Her dream job? “I’ve always said I was gonna play in the WNBA, but after that, I wanted to be a sports broadcaster for ESPN. So my dream job would be to sit on the set and just talk trash pre and postgame pretty much about anything. That would be the dream job.”
On making 141 free throws in a row at practice and why she didn’t make No. 142: “(Coach) brought the drumline down, the band practices in one of the other gyms at night and I’m on like 135, 136, and he brings them down and right before I start shooting, the drumline, like six guys – boom, boom, boom, boom. I’m laughing so hard, it wasn’t the drums, it was me laughing at the drums and everyone else laughing that, I missed.”
Playing H-O-R-S-E with her dad: “He stopped playing me when I was about 13, 14 because we’d play for who’s gonna pick up the dog poop. And I’d lose every time until about 13, 14, where I just decided, you know what, I’m done. So after then, I haven’t picked up dog poop since.”

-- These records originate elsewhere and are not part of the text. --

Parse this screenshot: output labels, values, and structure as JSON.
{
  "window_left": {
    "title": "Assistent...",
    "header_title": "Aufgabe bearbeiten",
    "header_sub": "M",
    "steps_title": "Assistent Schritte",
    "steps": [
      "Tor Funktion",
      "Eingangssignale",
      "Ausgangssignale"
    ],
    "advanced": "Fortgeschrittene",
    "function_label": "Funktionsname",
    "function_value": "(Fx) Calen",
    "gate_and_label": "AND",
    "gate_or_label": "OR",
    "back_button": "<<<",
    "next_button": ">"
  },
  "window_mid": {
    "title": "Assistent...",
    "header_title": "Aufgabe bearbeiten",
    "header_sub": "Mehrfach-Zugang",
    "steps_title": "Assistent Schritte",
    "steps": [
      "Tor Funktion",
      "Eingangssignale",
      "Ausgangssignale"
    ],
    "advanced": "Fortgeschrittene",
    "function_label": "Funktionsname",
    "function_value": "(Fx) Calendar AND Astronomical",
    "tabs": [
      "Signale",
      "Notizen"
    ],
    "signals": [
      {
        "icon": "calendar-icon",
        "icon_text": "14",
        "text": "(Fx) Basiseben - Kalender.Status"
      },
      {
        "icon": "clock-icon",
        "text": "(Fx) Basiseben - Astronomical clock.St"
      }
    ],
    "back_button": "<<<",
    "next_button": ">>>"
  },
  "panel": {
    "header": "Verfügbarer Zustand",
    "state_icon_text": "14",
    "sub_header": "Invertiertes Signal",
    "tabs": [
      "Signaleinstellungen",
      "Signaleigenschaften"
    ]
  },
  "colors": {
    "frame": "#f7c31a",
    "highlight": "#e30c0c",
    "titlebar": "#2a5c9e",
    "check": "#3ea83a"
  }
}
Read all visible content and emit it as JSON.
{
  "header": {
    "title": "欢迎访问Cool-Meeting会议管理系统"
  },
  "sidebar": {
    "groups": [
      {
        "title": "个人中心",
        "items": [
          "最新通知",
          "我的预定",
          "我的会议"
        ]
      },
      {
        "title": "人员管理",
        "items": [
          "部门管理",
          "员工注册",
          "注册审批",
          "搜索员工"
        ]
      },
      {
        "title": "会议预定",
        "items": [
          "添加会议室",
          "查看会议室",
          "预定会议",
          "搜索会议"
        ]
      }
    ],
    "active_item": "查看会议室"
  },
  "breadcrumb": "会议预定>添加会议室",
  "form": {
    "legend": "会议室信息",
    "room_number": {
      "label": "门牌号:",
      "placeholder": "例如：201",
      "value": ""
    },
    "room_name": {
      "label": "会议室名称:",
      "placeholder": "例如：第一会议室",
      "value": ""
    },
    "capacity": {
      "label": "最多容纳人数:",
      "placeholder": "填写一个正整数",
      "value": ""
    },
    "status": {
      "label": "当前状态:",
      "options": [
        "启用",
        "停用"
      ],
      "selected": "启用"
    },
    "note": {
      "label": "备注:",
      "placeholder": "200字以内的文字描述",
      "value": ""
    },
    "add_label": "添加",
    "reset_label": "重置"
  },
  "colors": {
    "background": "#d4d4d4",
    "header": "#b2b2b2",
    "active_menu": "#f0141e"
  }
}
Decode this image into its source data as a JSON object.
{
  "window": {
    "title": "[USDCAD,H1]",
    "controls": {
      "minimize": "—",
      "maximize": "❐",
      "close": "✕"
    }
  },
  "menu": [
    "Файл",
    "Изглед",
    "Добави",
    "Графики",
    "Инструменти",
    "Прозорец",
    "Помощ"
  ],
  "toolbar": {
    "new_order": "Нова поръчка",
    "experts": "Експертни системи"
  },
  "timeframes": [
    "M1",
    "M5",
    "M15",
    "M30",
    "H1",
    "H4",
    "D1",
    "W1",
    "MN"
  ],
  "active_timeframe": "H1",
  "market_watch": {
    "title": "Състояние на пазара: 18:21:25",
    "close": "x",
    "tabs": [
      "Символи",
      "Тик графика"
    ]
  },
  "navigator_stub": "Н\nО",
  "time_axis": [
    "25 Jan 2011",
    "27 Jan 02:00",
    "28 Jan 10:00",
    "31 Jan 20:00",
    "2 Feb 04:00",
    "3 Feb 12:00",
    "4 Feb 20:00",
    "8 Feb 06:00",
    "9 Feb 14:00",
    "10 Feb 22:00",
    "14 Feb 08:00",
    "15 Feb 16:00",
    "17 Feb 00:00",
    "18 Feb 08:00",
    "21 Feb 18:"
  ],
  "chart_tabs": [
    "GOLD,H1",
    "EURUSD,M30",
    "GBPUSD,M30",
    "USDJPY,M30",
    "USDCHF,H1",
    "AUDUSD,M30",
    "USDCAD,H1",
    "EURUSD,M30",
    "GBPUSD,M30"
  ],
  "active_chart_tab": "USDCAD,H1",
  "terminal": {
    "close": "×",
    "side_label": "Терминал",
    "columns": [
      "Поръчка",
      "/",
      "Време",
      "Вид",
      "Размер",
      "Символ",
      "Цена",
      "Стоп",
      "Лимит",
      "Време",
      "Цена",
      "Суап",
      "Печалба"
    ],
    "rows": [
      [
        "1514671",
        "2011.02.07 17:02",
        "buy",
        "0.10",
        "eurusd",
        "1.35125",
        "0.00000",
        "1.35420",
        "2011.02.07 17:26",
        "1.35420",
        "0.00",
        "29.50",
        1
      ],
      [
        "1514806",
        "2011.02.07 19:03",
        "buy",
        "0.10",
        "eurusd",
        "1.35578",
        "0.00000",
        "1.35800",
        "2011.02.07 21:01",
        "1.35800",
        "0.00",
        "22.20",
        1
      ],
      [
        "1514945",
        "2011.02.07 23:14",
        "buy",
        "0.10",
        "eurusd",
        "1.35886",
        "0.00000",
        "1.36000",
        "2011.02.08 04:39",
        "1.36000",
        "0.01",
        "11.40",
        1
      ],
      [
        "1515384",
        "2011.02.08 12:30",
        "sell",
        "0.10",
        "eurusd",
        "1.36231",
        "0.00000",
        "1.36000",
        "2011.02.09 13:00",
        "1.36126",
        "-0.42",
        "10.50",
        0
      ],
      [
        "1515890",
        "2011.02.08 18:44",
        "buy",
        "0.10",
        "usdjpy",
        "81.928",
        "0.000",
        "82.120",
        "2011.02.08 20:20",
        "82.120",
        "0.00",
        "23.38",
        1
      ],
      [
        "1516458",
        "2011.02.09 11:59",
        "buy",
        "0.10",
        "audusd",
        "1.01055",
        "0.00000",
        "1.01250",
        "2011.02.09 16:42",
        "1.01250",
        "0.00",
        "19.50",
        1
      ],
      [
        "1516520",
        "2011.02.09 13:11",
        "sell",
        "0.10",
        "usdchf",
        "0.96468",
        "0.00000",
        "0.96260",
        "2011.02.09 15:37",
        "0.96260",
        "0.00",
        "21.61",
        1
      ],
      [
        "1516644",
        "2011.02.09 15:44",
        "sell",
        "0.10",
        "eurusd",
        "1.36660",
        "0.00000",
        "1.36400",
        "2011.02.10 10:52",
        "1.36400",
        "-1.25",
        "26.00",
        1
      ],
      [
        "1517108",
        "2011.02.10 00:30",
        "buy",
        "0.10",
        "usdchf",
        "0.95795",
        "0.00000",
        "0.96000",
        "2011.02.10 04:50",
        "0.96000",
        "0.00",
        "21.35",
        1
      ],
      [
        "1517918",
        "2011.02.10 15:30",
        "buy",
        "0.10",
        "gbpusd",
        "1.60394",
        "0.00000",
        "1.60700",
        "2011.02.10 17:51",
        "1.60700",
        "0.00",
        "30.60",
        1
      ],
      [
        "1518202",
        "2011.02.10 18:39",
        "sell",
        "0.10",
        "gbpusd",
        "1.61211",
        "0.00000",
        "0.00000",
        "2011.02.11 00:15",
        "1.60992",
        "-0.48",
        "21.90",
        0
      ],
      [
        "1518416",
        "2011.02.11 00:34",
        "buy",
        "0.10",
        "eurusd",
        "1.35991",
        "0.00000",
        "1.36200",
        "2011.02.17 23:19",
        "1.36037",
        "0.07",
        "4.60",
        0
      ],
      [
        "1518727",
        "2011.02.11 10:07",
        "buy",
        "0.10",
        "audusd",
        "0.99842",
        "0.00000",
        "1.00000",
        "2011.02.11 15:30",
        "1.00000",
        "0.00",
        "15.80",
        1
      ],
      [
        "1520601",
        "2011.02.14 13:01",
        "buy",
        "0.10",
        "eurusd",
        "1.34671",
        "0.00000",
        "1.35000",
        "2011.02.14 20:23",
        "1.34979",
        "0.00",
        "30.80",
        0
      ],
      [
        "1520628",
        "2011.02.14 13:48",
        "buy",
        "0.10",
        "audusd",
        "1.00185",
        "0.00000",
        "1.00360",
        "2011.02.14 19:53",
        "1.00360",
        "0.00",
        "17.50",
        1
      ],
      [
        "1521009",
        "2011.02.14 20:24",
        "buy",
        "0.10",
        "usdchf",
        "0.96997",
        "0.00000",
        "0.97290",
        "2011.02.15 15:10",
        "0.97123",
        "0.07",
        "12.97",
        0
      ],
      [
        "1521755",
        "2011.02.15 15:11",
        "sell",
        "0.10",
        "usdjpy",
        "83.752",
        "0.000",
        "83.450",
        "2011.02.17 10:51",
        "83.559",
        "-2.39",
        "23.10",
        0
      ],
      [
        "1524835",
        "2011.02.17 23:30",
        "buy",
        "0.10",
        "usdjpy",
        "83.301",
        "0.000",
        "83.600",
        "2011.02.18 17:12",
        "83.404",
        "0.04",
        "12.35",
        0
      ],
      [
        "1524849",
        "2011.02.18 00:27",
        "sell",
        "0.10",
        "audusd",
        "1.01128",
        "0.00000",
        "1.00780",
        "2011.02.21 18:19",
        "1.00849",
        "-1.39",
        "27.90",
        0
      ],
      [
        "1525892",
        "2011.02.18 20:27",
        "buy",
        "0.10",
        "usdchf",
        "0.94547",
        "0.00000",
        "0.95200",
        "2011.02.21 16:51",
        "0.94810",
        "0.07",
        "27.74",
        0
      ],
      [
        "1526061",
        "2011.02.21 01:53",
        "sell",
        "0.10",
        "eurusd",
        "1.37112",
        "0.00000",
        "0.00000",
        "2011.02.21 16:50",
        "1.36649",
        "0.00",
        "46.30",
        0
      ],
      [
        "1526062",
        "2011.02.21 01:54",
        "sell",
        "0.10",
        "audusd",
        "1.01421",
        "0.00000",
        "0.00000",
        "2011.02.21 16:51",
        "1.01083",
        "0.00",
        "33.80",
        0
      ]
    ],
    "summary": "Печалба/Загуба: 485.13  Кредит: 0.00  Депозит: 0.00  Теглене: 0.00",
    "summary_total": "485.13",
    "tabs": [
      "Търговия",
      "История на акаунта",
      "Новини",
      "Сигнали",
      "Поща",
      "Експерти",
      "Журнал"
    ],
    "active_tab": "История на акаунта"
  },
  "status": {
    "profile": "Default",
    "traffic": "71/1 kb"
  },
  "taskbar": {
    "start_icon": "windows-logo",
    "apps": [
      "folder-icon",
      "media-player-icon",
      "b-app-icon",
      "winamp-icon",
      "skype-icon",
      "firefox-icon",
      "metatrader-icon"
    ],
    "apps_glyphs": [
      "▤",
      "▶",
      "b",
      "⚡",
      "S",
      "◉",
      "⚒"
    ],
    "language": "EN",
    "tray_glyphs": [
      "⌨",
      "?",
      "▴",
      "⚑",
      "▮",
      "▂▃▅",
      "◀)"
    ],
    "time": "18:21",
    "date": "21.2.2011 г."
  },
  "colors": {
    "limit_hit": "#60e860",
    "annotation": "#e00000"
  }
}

On projections that she’ll go No. 3 in the WNBA draft: “It’s crazy, right? I feel like I’ve got to pinch myself sometimes and we’re almost probably a month-and-a-half, two months away. But for now, just trying to stay in the moment. This is what matters, this is what I work for and there’s a lot left to play for this season, so I’m not really worried about that one yet.”